[Problem to solve]
When a line of the entries contains the word "time", report that line.

Data for processing below:

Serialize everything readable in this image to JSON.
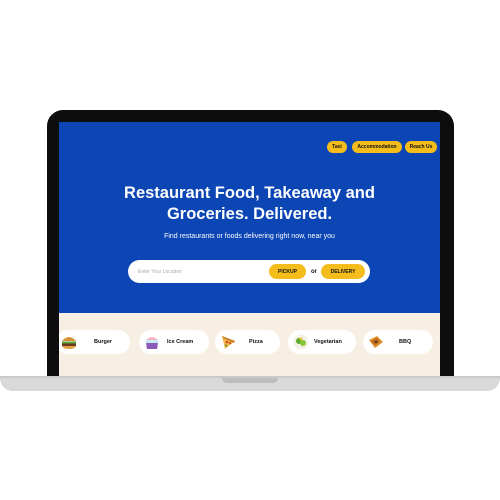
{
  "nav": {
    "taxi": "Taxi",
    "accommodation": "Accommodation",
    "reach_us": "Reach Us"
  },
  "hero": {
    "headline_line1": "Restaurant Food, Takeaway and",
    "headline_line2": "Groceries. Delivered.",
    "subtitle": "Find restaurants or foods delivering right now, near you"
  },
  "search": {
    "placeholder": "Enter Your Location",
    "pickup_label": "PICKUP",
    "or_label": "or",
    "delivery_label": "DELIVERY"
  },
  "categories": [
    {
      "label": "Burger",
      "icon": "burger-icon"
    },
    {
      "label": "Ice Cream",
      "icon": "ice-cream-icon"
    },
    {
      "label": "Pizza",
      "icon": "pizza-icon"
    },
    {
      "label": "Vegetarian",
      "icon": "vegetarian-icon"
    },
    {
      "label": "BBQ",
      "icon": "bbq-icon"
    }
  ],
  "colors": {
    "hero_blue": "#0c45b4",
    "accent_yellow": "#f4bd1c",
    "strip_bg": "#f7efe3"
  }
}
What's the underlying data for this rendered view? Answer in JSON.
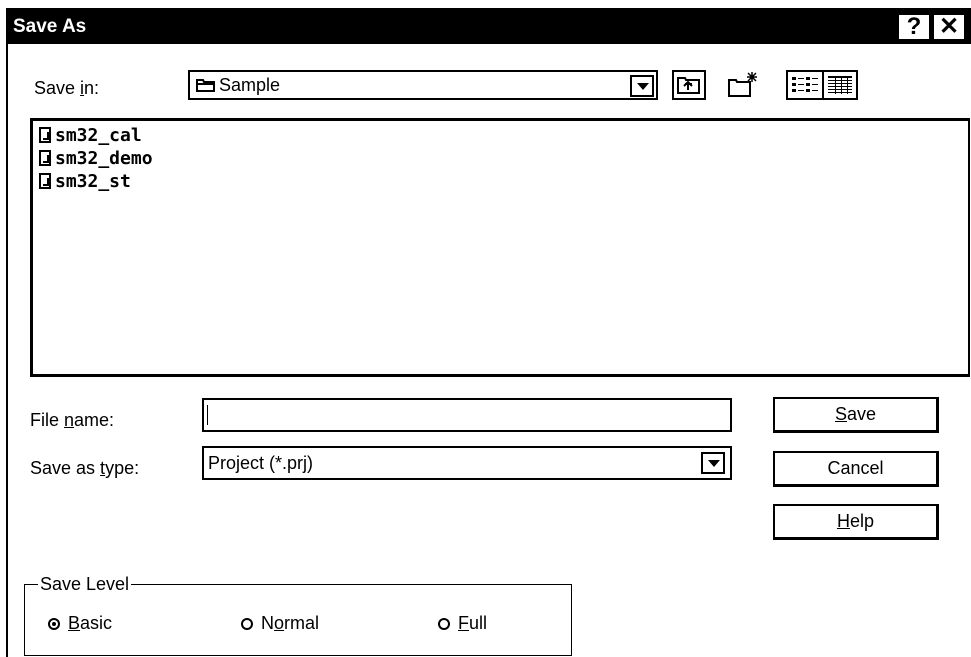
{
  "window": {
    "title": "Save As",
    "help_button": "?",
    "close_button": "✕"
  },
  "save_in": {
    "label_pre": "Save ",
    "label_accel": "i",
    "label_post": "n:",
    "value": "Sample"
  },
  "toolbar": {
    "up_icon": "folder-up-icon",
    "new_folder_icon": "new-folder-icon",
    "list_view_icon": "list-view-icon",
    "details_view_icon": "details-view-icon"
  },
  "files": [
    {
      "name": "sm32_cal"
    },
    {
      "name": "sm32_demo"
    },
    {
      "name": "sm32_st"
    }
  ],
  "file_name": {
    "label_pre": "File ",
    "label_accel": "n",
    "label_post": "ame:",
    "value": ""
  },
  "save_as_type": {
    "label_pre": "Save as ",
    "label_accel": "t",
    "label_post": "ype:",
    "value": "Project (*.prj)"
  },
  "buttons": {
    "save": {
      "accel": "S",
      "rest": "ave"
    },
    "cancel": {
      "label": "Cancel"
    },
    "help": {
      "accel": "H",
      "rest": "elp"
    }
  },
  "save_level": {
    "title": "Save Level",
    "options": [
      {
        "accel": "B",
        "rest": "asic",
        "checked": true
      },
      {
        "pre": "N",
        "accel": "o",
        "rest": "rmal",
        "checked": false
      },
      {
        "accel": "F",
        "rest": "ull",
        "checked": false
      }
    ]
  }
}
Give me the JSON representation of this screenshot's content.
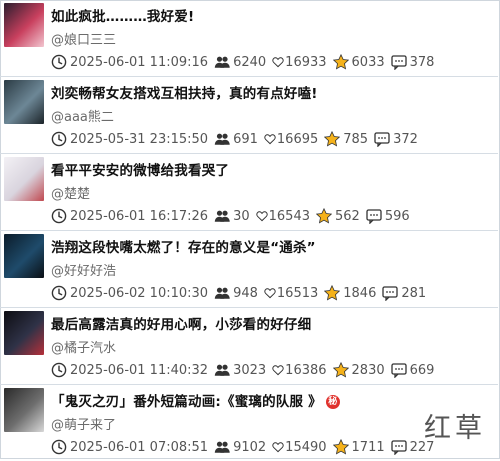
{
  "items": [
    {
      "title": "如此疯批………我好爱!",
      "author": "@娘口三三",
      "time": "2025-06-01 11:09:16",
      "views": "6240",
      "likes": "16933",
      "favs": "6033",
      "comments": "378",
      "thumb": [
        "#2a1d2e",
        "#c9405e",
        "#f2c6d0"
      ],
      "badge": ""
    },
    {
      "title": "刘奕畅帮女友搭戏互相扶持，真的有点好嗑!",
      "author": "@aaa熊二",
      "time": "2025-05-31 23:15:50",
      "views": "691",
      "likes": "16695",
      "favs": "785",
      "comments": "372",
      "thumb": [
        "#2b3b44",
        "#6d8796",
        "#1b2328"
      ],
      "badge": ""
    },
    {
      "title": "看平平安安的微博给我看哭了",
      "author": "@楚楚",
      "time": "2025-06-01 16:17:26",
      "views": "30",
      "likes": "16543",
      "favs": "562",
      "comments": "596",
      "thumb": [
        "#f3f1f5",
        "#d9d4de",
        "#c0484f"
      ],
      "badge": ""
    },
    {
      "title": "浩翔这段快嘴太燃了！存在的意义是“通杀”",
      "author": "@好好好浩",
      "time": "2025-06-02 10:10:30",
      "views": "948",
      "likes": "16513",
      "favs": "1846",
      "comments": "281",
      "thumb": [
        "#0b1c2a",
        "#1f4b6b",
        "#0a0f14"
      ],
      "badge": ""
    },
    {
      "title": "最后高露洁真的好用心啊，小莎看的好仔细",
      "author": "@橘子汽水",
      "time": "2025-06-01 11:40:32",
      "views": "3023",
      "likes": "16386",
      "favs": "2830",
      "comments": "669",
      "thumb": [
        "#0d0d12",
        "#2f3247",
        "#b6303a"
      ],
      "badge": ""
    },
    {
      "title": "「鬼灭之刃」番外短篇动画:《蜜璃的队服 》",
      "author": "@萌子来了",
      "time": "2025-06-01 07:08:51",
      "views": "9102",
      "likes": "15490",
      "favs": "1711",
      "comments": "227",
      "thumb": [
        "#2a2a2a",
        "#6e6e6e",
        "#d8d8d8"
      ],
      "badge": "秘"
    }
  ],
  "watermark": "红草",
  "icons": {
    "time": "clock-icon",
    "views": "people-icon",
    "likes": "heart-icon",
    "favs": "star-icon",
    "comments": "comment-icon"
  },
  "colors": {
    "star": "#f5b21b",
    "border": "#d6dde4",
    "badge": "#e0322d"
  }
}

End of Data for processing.
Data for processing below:

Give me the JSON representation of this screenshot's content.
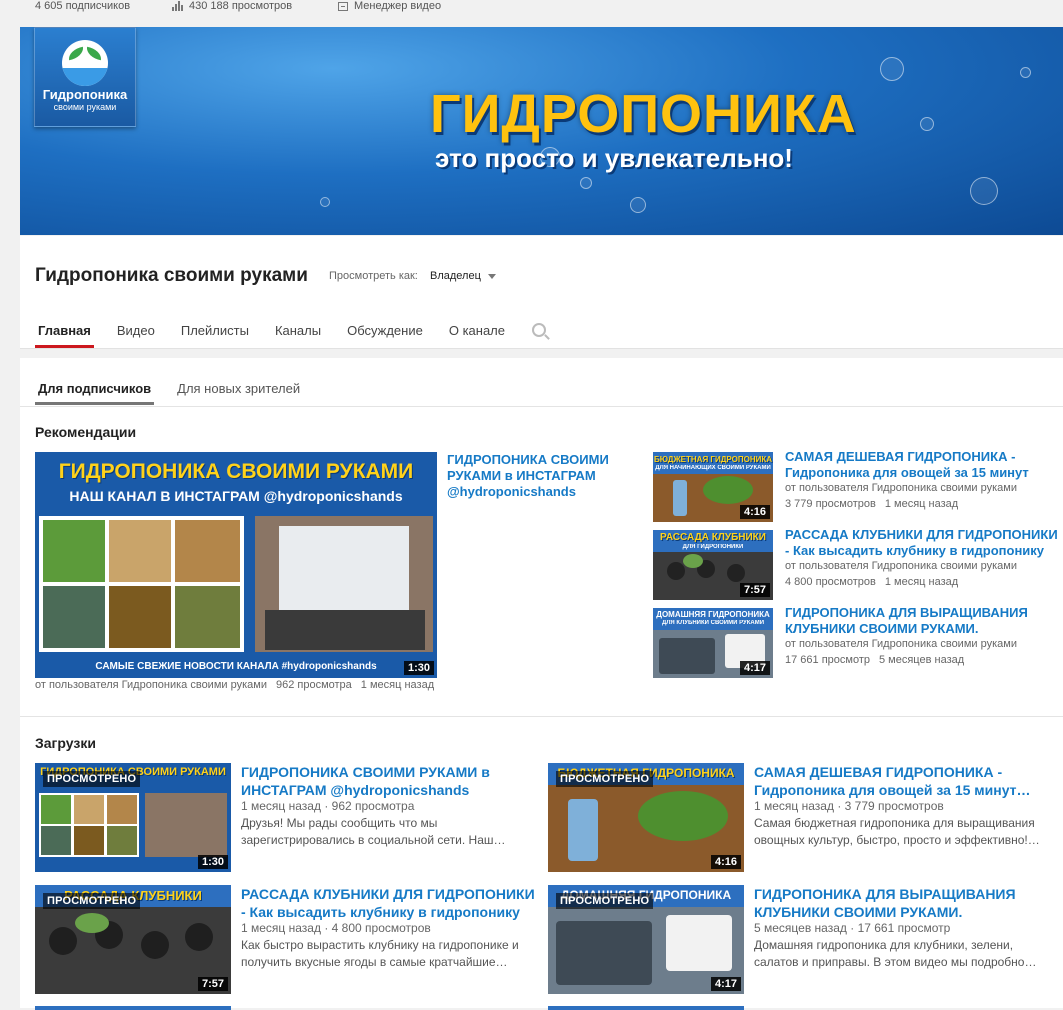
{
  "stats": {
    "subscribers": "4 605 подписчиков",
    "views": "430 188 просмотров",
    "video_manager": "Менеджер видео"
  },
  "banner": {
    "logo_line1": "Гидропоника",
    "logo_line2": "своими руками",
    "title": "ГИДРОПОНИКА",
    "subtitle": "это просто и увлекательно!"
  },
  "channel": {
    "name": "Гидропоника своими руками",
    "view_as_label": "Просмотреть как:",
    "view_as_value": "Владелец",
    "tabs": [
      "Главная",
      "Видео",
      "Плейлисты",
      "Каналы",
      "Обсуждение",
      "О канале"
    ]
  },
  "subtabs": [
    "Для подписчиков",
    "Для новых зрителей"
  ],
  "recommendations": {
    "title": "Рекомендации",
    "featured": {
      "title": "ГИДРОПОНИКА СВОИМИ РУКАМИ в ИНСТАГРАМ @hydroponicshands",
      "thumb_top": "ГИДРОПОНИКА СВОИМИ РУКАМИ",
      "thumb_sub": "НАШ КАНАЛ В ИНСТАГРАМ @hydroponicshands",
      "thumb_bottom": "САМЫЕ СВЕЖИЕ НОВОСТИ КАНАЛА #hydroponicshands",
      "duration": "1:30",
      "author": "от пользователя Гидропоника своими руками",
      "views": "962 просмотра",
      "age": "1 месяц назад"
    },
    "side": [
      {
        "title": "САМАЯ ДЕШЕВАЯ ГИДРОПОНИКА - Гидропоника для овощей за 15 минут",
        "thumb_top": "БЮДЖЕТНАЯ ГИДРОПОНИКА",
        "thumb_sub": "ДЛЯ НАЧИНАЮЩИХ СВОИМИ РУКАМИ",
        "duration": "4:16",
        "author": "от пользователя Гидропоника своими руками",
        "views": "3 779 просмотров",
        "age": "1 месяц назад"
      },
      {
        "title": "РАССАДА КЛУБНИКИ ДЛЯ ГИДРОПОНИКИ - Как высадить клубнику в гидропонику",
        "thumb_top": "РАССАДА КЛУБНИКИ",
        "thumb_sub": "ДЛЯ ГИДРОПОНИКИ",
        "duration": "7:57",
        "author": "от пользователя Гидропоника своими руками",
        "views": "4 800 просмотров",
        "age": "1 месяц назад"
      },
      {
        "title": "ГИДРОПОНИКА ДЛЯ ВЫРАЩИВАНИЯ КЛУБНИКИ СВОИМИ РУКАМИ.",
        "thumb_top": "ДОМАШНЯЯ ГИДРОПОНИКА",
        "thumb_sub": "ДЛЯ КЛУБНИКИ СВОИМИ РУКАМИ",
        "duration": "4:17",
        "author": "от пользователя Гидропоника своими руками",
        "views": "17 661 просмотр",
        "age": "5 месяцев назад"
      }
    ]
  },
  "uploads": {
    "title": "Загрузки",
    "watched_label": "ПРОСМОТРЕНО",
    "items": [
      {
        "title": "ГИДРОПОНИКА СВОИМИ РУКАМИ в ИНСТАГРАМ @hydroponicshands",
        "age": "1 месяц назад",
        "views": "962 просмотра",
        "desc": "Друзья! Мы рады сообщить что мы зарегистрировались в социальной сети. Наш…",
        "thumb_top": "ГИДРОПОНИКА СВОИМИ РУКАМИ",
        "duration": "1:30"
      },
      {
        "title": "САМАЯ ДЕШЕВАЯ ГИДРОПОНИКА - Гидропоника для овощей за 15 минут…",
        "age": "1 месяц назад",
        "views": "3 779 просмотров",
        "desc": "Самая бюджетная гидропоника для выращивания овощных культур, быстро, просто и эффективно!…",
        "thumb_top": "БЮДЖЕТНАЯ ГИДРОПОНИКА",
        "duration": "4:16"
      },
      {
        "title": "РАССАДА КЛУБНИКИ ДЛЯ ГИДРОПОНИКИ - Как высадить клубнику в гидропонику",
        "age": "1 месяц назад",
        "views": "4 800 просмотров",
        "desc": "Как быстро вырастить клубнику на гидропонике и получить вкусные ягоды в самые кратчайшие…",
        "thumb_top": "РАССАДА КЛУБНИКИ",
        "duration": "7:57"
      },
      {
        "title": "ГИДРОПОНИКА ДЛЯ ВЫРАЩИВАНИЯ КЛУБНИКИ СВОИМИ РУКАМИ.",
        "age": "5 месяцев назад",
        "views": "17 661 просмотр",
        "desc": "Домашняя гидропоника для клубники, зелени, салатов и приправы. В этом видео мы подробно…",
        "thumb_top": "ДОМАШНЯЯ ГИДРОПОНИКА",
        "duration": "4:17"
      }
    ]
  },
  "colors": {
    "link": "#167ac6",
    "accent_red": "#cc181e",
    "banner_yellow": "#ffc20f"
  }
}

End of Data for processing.

[Result for this task]
      "time": "2025-06-01 11:09:16",
      "time": "2025-05-31 23:15:50",
      "time": "2025-06-01 16:17:26",
      "time": "2025-06-02 10:10:30",
      "time": "2025-06-01 11:40:32",
      "time": "2025-06-01 07:08:51",
    "time": "clock-icon",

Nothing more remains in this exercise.